By: Diane Stirling
A graduate of the Syracuse University School of Information Studies (iSchool) came back to campus today with lessons for the graduating class of 2013 taken from his own fairly zig-zagged path in life.
Bence Oliver, who received his bachelor’s degree in Information Management and Technology in 1995, and who most recently has served as eBay’s director of strategic sourcing, told the iSchool Convocation audience that, from where the graduates sit now, living lives “according to boundaries set by ordinary people” would prove to be “a terrible waste.”

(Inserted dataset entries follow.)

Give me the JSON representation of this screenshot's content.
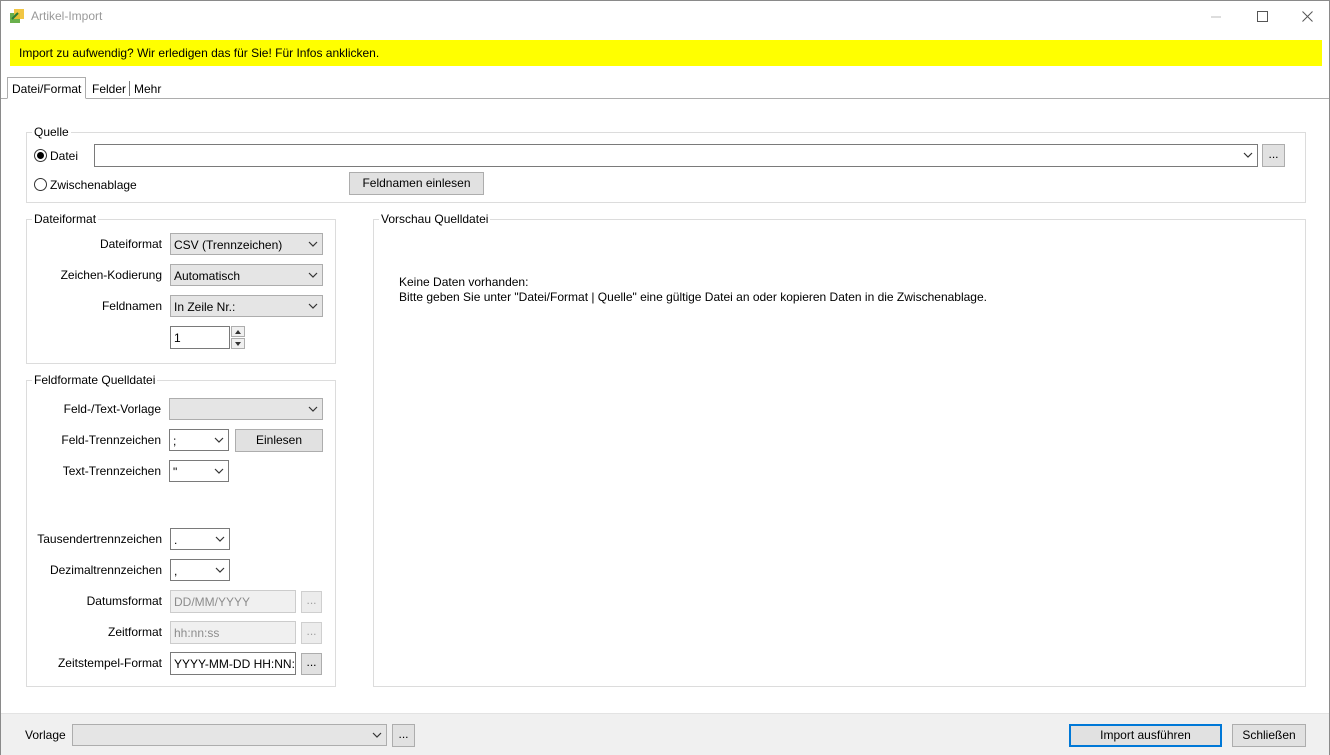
{
  "window": {
    "title": "Artikel-Import",
    "icon": "app-import-icon",
    "controls": {
      "minimize": "minimize-icon",
      "maximize": "maximize-icon",
      "close": "close-icon"
    }
  },
  "banner": {
    "text": "Import zu aufwendig? Wir erledigen das für Sie! Für Infos anklicken.",
    "color": "#ffff00"
  },
  "tabs": [
    {
      "label": "Datei/Format",
      "active": true
    },
    {
      "label": "Felder",
      "active": false
    },
    {
      "label": "Mehr",
      "active": false
    }
  ],
  "quelle": {
    "title": "Quelle",
    "radio_datei": "Datei",
    "radio_zwischenablage": "Zwischenablage",
    "datei_value": "",
    "browse_label": "...",
    "feldnamen_button": "Feldnamen einlesen"
  },
  "dateiformat": {
    "title": "Dateiformat",
    "dateiformat_label": "Dateiformat",
    "dateiformat_value": "CSV (Trennzeichen)",
    "kodierung_label": "Zeichen-Kodierung",
    "kodierung_value": "Automatisch",
    "feldnamen_label": "Feldnamen",
    "feldnamen_value": "In Zeile Nr.:",
    "zeile_nr": "1"
  },
  "feldformate": {
    "title": "Feldformate Quelldatei",
    "vorlage_label": "Feld-/Text-Vorlage",
    "vorlage_value": "",
    "feld_trenn_label": "Feld-Trennzeichen",
    "feld_trenn_value": ";",
    "einlesen_button": "Einlesen",
    "text_trenn_label": "Text-Trennzeichen",
    "text_trenn_value": "\"",
    "tausender_label": "Tausendertrennzeichen",
    "tausender_value": ".",
    "dezimal_label": "Dezimaltrennzeichen",
    "dezimal_value": ",",
    "datum_label": "Datumsformat",
    "datum_value": "DD/MM/YYYY",
    "zeit_label": "Zeitformat",
    "zeit_value": "hh:nn:ss",
    "zeitstempel_label": "Zeitstempel-Format",
    "zeitstempel_value": "YYYY-MM-DD HH:NN:",
    "browse_label": "..."
  },
  "vorschau": {
    "title": "Vorschau Quelldatei",
    "line1": "Keine Daten vorhanden:",
    "line2": "Bitte geben Sie unter \"Datei/Format | Quelle\" eine gültige Datei an oder kopieren Daten in die Zwischenablage."
  },
  "footer": {
    "vorlage_label": "Vorlage",
    "vorlage_value": "",
    "browse_label": "...",
    "import_button": "Import ausführen",
    "close_button": "Schließen"
  }
}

With apologies to the parents in the audience, he advised the graduates to “resist the temptation to get a job” where they might end up “wasting the vast majority of your life doing something you hate, so you can spend the remaining sliver of your life doing what you want in modest comfort. If you aspire to simply work, your soul is being chipped away, till there’s nothing left.” Instead, Oliver suggested that since they each had graduated with an information degree, that talent reflects how “each of you has something special that positions you above the rest. Whatever makes you special, bring it on. Show the world what makes you special, and suddenly, what was once known as work becomes your purpose.”
Eighteen years ago, Oliver said, he was seated at his own iSchool graduation, having the somewhat traditional expectations about starting a job, working some 40 hours a week, prospering at a career, and perhaps falling in love and starting a family. However, today’s graduates face a vastly different world, he said. “We are not living in our parents’ times. The world isn’t orderly. What you should prepare for is a mess. Life is a mess; you are not entitled to expect any of it. Life is not fair, everything just happens. Good and bad happens to you day by day, hour by hour. That degree you just earned is a poor armor against fate. But that means you can choose whatever you want to do – you’re free.”
He encouraged the iSchool graduates to consider a path of entrepreneurship, of doing what he called “one of the greatest things in life…to create something and present it to the world.” He said that right now “is the best time in history to pursue an idea or become an entrepreneur,” suggesting that the graduates develop their ideas without concern for how the world will respond. “Don’t worry if everyone does not agree with you. It is far too easy to be liked – one merely has to be accommodating and hold no strong convictions to be liked, and that cannot be your role,” he advised. Instead, “because you took the risk, and you put yourself out there, that’s entrepreneurship, that’s being alive, and if you do that, you get to fly for awhile.”
“I say, keep pushing the envelope, and you will find an extraordinary life. You and I are meant to live spectacular lives, that’s why we’re here. But we need to do our part. Be the architect of your future rather than be bound by your past.”
Oliver also paid a tribute to the group of faculty and staff members that he termed his “personal support system” while he was at the iSchool, including Barbara Settel, David Lankes, Murali Venkatesh and David Smith. They “kept me focused,” he said in understatement, and noted how each had taught him lessons he had been able to apply in his career.
That professional path after the iSchool has included work at Accenture and Intel for a time. Later, Oliver followed his inspiration to find a way for large corporations to benefit financially while helping the environment. He went on to eBay, where, on sabbatical, he explored the possibilities of helping the environment while managing a successful business. That included devoting his efforts to the Solar Electric Light Fund (SELF). As a non-profit organization working to promote, develop and facilitate rural solar electrification in developing countries, Oliver’s work helped create a solar-powered irrigation system for families in a village in Benin, Africa, to grow and sell their own food. When he returned from that initiative, he joined eBay’s Green team, promoting green practices within the company, and also founded eBay’s Sustainability and Renewable Energy Organization.
Oliver’s convocation address was the second time he’d been back in the years since his own iSchool graduation, he said. The first was three years ago, when he came to speak on a panel about entrepreneurial careers. He chuckled remembering students’ reactions to his comments then. “You talk about entrepreneurship and pursuing your passion, and the room is split. Half of it looks at you with a sense of relief on their faces, because you’re confirming to them that they’re doing the right thing. The other half looks at you in amazement, like, ‘Really? I could go out there and do that?’”
Since his earlier years here, the iSchool has embraced entrepreneurship significantly, Oliver said. “This School has taken a great turn and its focus toward entrepreneurship is exactly where you should be. I really compliment Dean Liddy and the rest of the faculty for embracing that.”